AW: Not quite. Duplex stainless steels experience embrittlement at the temperatures characteristic of recovery boilers so we won’t see a composite boiler tube with a cladding of duplex stainless steel. And there are cases where duplex stainless steels are not resistant to corrosion or cracking. Bottom scrapers in continuous digesters are a good example. Although a non-pressure part, the failure of a bottom scraper arm can cause real misery and take the digester out of commission for days. Several years ago it was not commonplace to nondestructively test the bottom scrapers. They were usually constructed from carbon steel and experienced corrosion in service. Stainless steel linings intended to protect the arms experienced cracking. Replacement in solid type 304L stainless steel was thought to be the answer but many of the solid stainless steel scrapers developed such extensive stress corrosion cracking that they had to be scrapped after only one year of service.
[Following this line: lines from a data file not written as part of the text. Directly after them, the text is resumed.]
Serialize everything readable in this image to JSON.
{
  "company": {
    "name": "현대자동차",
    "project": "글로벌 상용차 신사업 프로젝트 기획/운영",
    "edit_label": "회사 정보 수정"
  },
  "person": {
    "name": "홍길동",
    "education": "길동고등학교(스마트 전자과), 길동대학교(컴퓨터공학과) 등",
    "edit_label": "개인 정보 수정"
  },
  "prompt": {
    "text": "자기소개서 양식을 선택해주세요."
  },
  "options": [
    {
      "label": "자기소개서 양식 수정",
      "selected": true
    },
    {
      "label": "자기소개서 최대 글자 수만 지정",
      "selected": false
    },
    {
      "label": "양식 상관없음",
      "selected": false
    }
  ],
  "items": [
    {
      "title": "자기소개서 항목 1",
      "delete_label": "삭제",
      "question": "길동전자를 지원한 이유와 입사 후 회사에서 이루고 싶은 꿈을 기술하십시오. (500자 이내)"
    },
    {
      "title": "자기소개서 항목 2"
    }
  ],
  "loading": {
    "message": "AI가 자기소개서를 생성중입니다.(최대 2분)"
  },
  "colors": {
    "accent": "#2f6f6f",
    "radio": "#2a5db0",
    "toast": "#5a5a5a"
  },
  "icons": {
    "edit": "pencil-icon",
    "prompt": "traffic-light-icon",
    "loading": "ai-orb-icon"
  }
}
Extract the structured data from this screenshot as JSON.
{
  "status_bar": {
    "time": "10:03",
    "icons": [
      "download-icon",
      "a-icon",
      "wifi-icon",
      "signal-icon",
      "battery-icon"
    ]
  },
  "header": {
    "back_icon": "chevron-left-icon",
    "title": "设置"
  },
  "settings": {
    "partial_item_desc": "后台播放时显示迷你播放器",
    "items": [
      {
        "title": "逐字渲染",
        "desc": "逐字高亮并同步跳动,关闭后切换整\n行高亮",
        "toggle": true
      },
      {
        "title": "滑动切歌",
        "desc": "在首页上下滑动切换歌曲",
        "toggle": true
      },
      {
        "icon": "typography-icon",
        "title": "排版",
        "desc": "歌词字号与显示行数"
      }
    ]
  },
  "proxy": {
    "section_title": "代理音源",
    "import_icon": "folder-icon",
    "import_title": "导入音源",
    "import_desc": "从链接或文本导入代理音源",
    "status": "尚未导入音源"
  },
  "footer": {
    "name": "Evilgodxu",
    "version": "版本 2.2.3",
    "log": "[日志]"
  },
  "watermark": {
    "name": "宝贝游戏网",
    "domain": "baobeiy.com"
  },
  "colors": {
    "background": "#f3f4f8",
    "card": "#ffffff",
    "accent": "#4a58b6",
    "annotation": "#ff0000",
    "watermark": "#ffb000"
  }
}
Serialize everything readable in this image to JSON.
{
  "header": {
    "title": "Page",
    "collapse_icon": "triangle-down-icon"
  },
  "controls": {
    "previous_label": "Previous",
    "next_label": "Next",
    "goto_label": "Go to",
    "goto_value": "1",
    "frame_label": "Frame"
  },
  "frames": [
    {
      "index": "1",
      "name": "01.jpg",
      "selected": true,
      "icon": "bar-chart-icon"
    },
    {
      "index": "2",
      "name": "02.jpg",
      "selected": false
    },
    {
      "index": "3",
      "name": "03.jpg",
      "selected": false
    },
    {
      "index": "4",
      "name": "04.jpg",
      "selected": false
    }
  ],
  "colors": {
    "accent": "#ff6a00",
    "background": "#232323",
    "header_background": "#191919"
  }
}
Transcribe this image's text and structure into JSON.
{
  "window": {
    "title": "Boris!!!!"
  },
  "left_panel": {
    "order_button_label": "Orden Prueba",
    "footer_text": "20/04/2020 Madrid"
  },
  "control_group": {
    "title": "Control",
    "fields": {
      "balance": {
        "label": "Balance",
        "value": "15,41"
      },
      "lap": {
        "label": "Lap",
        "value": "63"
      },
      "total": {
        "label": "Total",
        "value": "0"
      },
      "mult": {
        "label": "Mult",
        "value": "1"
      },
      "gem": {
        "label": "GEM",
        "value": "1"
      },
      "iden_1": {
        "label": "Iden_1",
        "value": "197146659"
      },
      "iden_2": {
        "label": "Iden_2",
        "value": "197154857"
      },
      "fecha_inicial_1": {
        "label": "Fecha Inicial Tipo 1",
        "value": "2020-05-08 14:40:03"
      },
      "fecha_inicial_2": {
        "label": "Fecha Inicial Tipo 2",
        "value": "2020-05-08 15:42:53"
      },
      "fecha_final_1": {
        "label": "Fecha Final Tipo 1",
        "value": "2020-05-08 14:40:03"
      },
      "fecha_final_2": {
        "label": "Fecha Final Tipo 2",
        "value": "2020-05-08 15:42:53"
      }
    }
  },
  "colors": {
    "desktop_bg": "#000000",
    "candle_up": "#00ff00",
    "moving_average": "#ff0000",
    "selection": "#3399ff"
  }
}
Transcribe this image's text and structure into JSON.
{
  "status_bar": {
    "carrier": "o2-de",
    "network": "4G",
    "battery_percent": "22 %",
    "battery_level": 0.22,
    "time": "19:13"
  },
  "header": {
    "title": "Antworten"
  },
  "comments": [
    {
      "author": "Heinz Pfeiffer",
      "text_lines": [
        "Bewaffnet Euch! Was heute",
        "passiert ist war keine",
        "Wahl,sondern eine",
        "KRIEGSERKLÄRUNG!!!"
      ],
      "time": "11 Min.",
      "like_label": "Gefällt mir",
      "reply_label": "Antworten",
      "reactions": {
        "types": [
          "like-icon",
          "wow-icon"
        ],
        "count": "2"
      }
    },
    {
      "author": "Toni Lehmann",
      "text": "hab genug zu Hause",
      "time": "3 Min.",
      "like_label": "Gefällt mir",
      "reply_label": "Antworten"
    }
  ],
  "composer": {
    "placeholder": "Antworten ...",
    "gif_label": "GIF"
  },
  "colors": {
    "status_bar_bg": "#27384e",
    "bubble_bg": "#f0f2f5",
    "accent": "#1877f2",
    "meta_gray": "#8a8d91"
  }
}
Construction using duplex stainless steel has not succeeded in preventing stress corrosion cracking. Here is an example of where the better solution may be to revert to carbon steel while we attempt to understand why duplex stainless steels are cracking in an environment where they aren’t supposed to crack.
PPC: Where does research come to the aid of inspections?
AW: To understand the many materials and corrosion problems including bottom scraper cracking, it is necessary to spend some money on research. This is the best way to find the optimum solution to it. Following the catastrophic failure of the digester a Digester Cracking Research Committee was established to investigate the problem and to come up with solutions. I served on that committee along with my friend Andy Garner of Paprican. The cause of the failure was confirmed to be caustic stress corrosion cracking. Research found that the maximum rate of cracking was 10 mm per year. This is why we inspect digesters annually and remove all cracks that we find since a growth of 10 cm would be greater than the corrosion allowance of 6 mm that most digesters have.
Years ago when I worked for a research organization I spent most of my time as a consultant. Today I also spend most of my time in consulting, although I still have a soft spot for research. I have set up a corrosion laboratory at a local engineering firm where I continue to investigate the phenomena of corrosion in alkaline pulping liquors.
PPC: So where are we headed with inspections of our existing equipment?
AW: More intelligent inspections. There is no need for a shotgun approach to inspections when we know where the problems are, what risks they may pose, and how to look for them. Intelligent inspections never cost too much.